Why You Should Face the Front
One byproduct of video conferencing is “Zoom fatigue.” Most of us have experienced it, but not everyone understands why we get exhausted and burned out. It turns out, video conferencing has “side effects,” according to an article in The Atlantic, such as:
- Reduced empathy
- Global positioning confusion (our brains actually have a “GPS” equivalent)
- Stifled creativity
- Depression, anxiety, stress
- Dissatisfaction with life
Video conferencing is here to stay, so use it for its intended purpose. But after that, it’s time to lock your screen, get up from your desk, and get out and do some old-fashioned “gripping and grinning.” Add some trade shows, conferences, and educational opportunities to your schedule. Join a local peer business group where you interact in a public setting. (Or make certain your business development team is doing these things.)

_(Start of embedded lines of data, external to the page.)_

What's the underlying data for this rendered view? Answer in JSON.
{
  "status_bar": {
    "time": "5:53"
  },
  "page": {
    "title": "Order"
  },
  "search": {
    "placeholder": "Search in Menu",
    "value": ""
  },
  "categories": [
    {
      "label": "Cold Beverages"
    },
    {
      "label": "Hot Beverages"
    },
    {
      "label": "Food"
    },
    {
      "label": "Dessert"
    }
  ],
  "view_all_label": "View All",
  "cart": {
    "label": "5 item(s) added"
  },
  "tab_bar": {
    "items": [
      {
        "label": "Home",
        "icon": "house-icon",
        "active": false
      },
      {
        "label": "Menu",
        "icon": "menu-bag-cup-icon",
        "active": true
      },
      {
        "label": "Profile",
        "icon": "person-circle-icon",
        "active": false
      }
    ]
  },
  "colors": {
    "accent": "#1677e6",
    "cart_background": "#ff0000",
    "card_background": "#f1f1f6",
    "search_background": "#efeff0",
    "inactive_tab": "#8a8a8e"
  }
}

Why? Because people need to talk and interact with other people. And the skills you develop and use during in-person networking are also important skills for other areas of your business, from sales and marketing to customer service. Unused muscles start to waste away, and that affects a lot more than just business development.
Rusty on Engagement? Here Are Some Basics

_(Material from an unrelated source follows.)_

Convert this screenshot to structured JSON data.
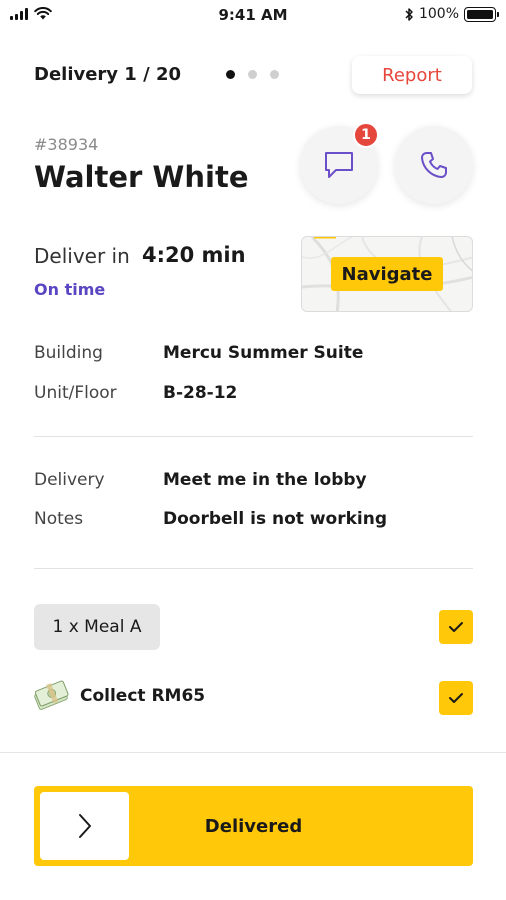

Many leaders report awkwardness when they resume networking. They forget what to say, how to say it, or when to say it. If you’re familiar with personality tests and the introvert–extrovert spectrum, you could say the pandemic had an “introverting” effect on most of us.
Nobody wants to appear awkward in a social setting. If you’re ready to network, it’s better to start where you already have familiarity and context—in your own backyard. Get face-to-face with the people you lead, in a relaxed way, and talk to them. If you’re uncertain of what to say, remember that each person working in your company is a living, breathing story. Or better yet, a saga of stories.

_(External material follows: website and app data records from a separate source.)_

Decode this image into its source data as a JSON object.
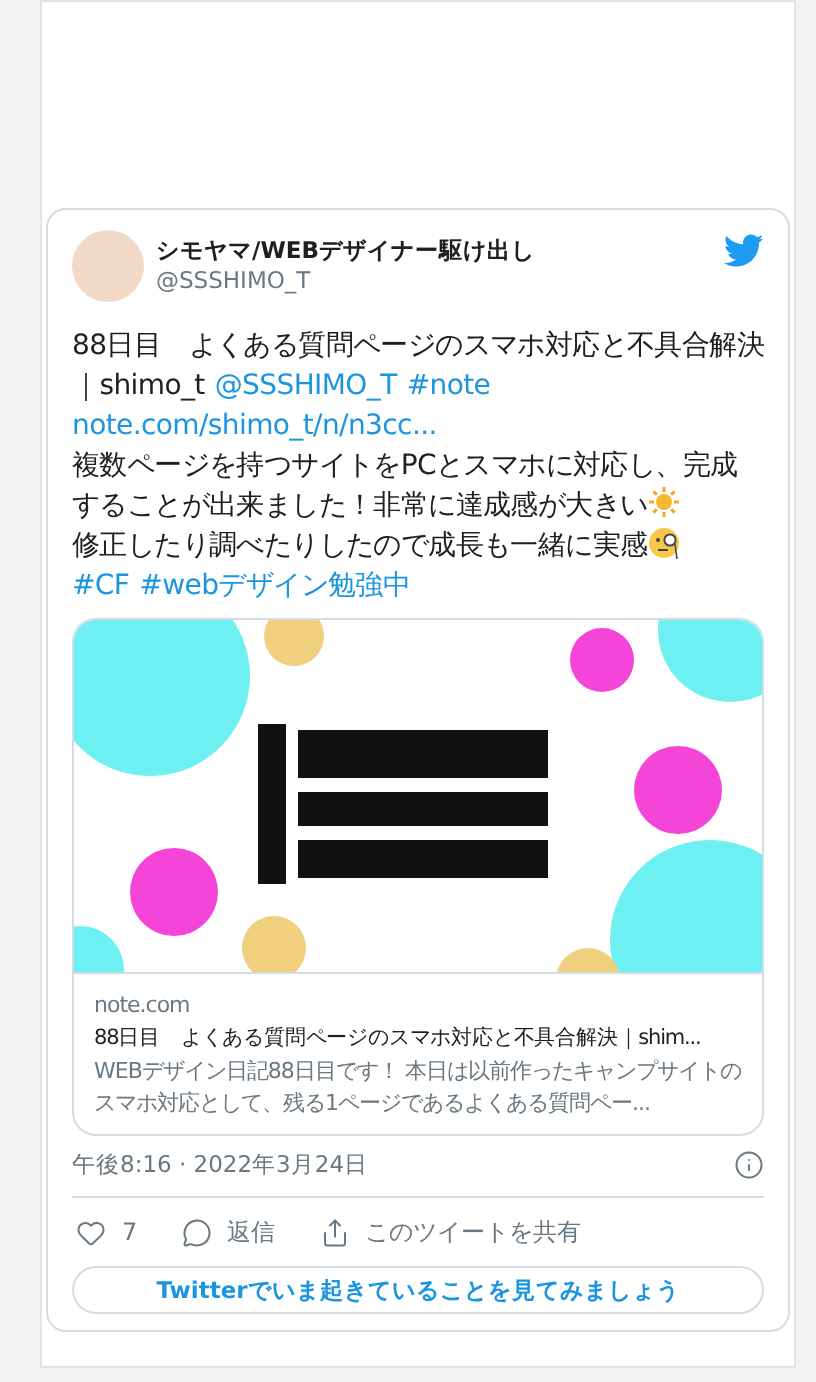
{
  "author": {
    "name": "シモヤマ/WEBデザイナー駆け出し",
    "handle": "@SSSHIMO_T"
  },
  "body": [
    [
      {
        "kind": "text",
        "text": "88日目　よくある質問ページのスマホ対応と不具合解決｜shimo_t"
      },
      {
        "kind": "link",
        "text": "@SSSHIMO_T"
      },
      {
        "kind": "link",
        "text": "#note"
      }
    ],
    [
      {
        "kind": "link",
        "text": "note.com/shimo_t/n/n3cc..."
      }
    ],
    [
      {
        "kind": "text",
        "text": "複数ページを持つサイトをPCとスマホに対応し、完成することが出来ました！非常に達成感が大きい"
      },
      {
        "kind": "sun"
      }
    ],
    [
      {
        "kind": "text",
        "text": "修正したり調べたりしたので成長も一緒に実感"
      },
      {
        "kind": "monocle"
      }
    ],
    [
      {
        "kind": "link",
        "text": "#CF"
      },
      {
        "kind": "link",
        "text": "#webデザイン勉強中"
      }
    ]
  ],
  "link_card": {
    "domain": "note.com",
    "title": "88日目　よくある質問ページのスマホ対応と不具合解決｜shim...",
    "description": "WEBデザイン日記88日目です！ 本日は以前作ったキャンプサイトのスマホ対応として、残る1ページであるよくある質問ペー..."
  },
  "timestamp": "午後8:16 · 2022年3月24日",
  "actions": [
    {
      "kind": "like",
      "label": "7"
    },
    {
      "kind": "reply",
      "label": "返信"
    },
    {
      "kind": "share",
      "label": "このツイートを共有"
    }
  ],
  "cta": "Twitterでいま起きていることを見てみましょう"
}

You don’t need to know each person’s entire biography, but there’s a good chance they’ll share recent wins, current challenges / difficulties, and perhaps even a few hopes and dreams. Take time to show genuine interest in them, and ask these three open-ended questions:
- What’s going well for you lately?
- What’s not going so well?
- What are you looking forward to?
As you listen, be certain to write down or make mental notes of what people share with you, particularly with the second question. Do this often enough, and you will become known as a problem-solver or connector. You can direct people toward the right person / place to go for help, or coach them through thinking differently.
This practice “transfers” to networking in public gatherings. It’s like a go-to recipe, for all occasions. It’ll work coming directly from you, or from your business development team, provided it’s done with genuine motives. Just try them, the next time you’re in a social setting, and sit back and listen. (And they also work on Zoom).
If you want more insight and wisdom for the human element of your business, anywhere from product and service design to user support, Tarkenton’s proven, practical strategies can help. Schedule a complimentary conversation with a member of our business development team today.
about the author
Business Development Director
Rachel Baker establishes and manages strategic relationships to identify growth opportunities and drive revenue for new clients. She collaborates with cross-functional teams to develop solutions that meet business objectives. With her project and relationship management skills developed through years of marketing & operations experience, Rachel translates needs into successful programs and new partnerships. She has been with Tarkenton since 2011 serving in a variety of roles.